INSTRUCTIONS FOR THE TASK: Please return every record exactly, with no pictures included.

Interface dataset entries
=-=-=

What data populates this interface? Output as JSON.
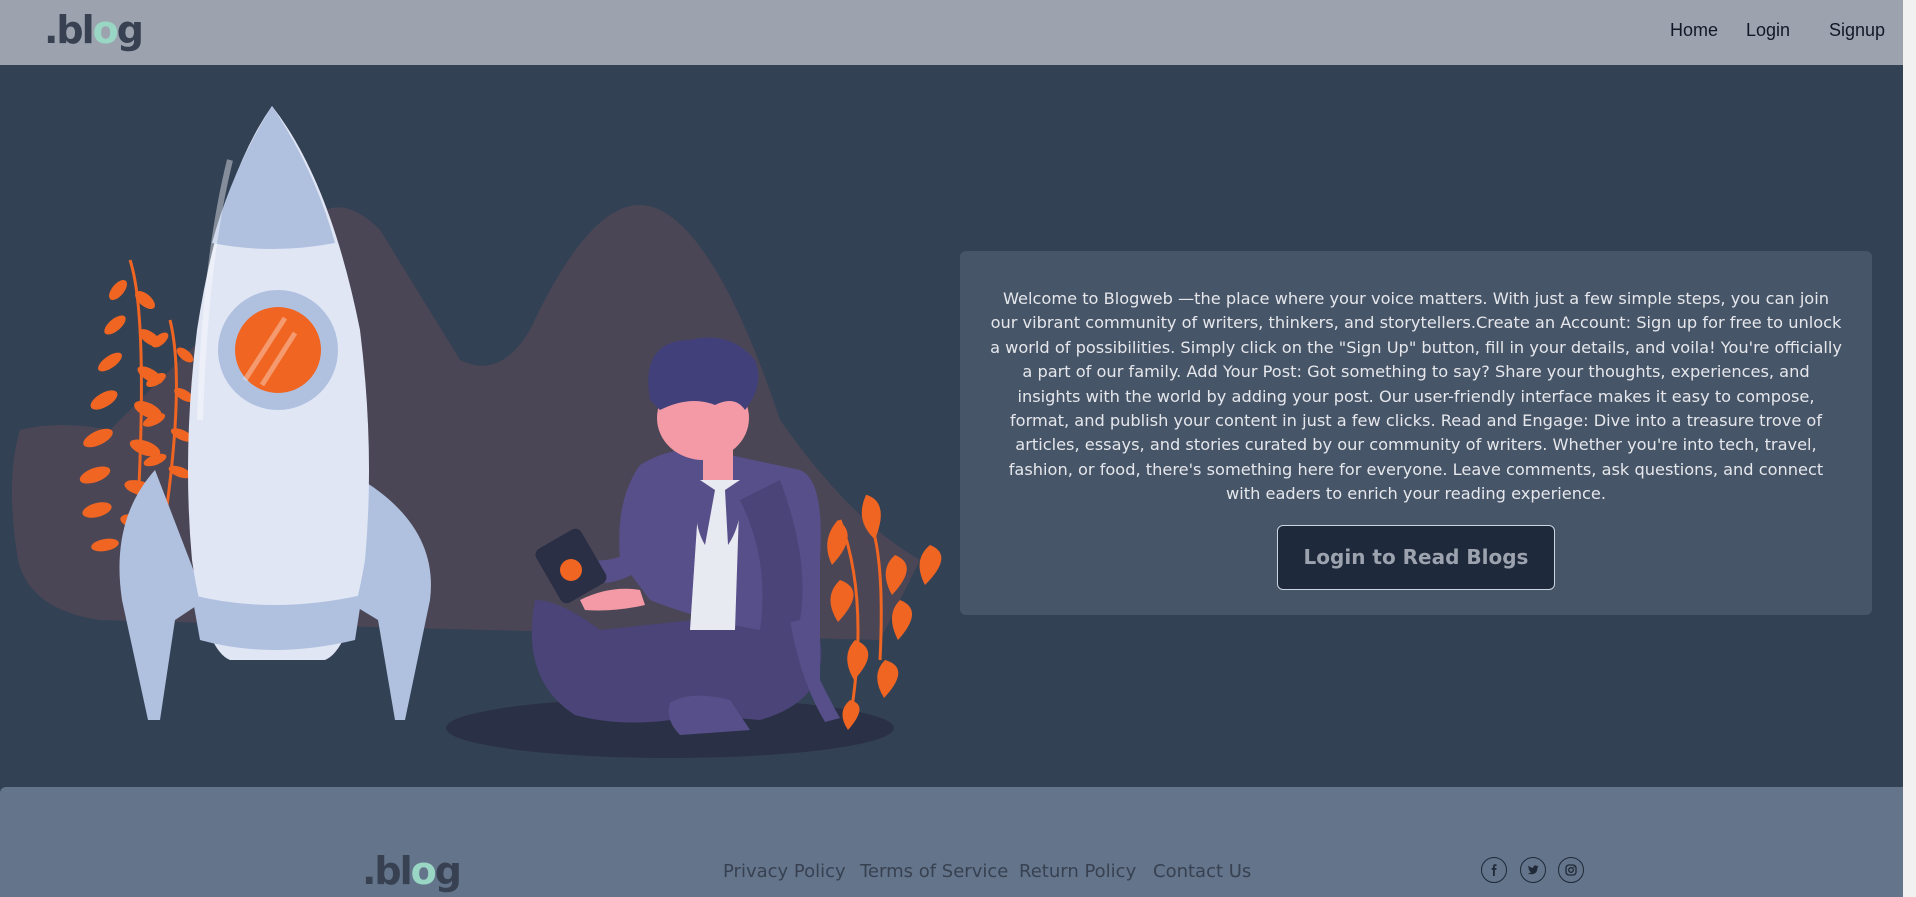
{
  "brand": {
    "logo_prefix": ".bl",
    "logo_o": "o",
    "logo_suffix": "g"
  },
  "nav": {
    "home": "Home",
    "login": "Login",
    "signup": "Signup"
  },
  "hero": {
    "welcome_text": "Welcome to Blogweb —the place where your voice matters. With just a few simple steps, you can join our vibrant community of writers, thinkers, and storytellers.Create an Account: Sign up for free to unlock a world of possibilities. Simply click on the \"Sign Up\" button, fill in your details, and voila! You're officially a part of our family. Add Your Post: Got something to say? Share your thoughts, experiences, and insights with the world by adding your post. Our user-friendly interface makes it easy to compose, format, and publish your content in just a few clicks. Read and Engage: Dive into a treasure trove of articles, essays, and stories curated by our community of writers. Whether you're into tech, travel, fashion, or food, there's something here for everyone. Leave comments, ask questions, and connect with eaders to enrich your reading experience.",
    "cta_label": "Login to Read Blogs"
  },
  "footer": {
    "links": [
      "Privacy Policy",
      "Terms of Service",
      "Return Policy",
      "Contact Us"
    ],
    "social_icons": [
      "facebook-icon",
      "twitter-icon",
      "instagram-icon"
    ]
  },
  "colors": {
    "navbar": "#9ca3af",
    "hero_bg": "#334155",
    "card_bg": "#475569",
    "button_bg": "#1e293b",
    "footer_bg": "#64748b",
    "accent_orange": "#f06521",
    "logo_accent": "#99d6c4"
  }
}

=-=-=

SOLUTION:
What data populates this interface? Output as JSON.
{
  "brand": {
    "logo_prefix": ".bl",
    "logo_o": "o",
    "logo_suffix": "g"
  },
  "nav": {
    "home": "Home",
    "login": "Login",
    "signup": "Signup"
  },
  "hero": {
    "welcome_text": "Welcome to Blogweb —the place where your voice matters. With just a few simple steps, you can join our vibrant community of writers, thinkers, and storytellers.Create an Account: Sign up for free to unlock a world of possibilities. Simply click on the \"Sign Up\" button, fill in your details, and voila! You're officially a part of our family. Add Your Post: Got something to say? Share your thoughts, experiences, and insights with the world by adding your post. Our user-friendly interface makes it easy to compose, format, and publish your content in just a few clicks. Read and Engage: Dive into a treasure trove of articles, essays, and stories curated by our community of writers. Whether you're into tech, travel, fashion, or food, there's something here for everyone. Leave comments, ask questions, and connect with eaders to enrich your reading experience.",
    "cta_label": "Login to Read Blogs"
  },
  "footer": {
    "links": [
      "Privacy Policy",
      "Terms of Service",
      "Return Policy",
      "Contact Us"
    ],
    "social_icons": [
      "facebook-icon",
      "twitter-icon",
      "instagram-icon"
    ]
  },
  "colors": {
    "navbar": "#9ca3af",
    "hero_bg": "#334155",
    "card_bg": "#475569",
    "button_bg": "#1e293b",
    "footer_bg": "#64748b",
    "accent_orange": "#f06521",
    "logo_accent": "#99d6c4"
  }
}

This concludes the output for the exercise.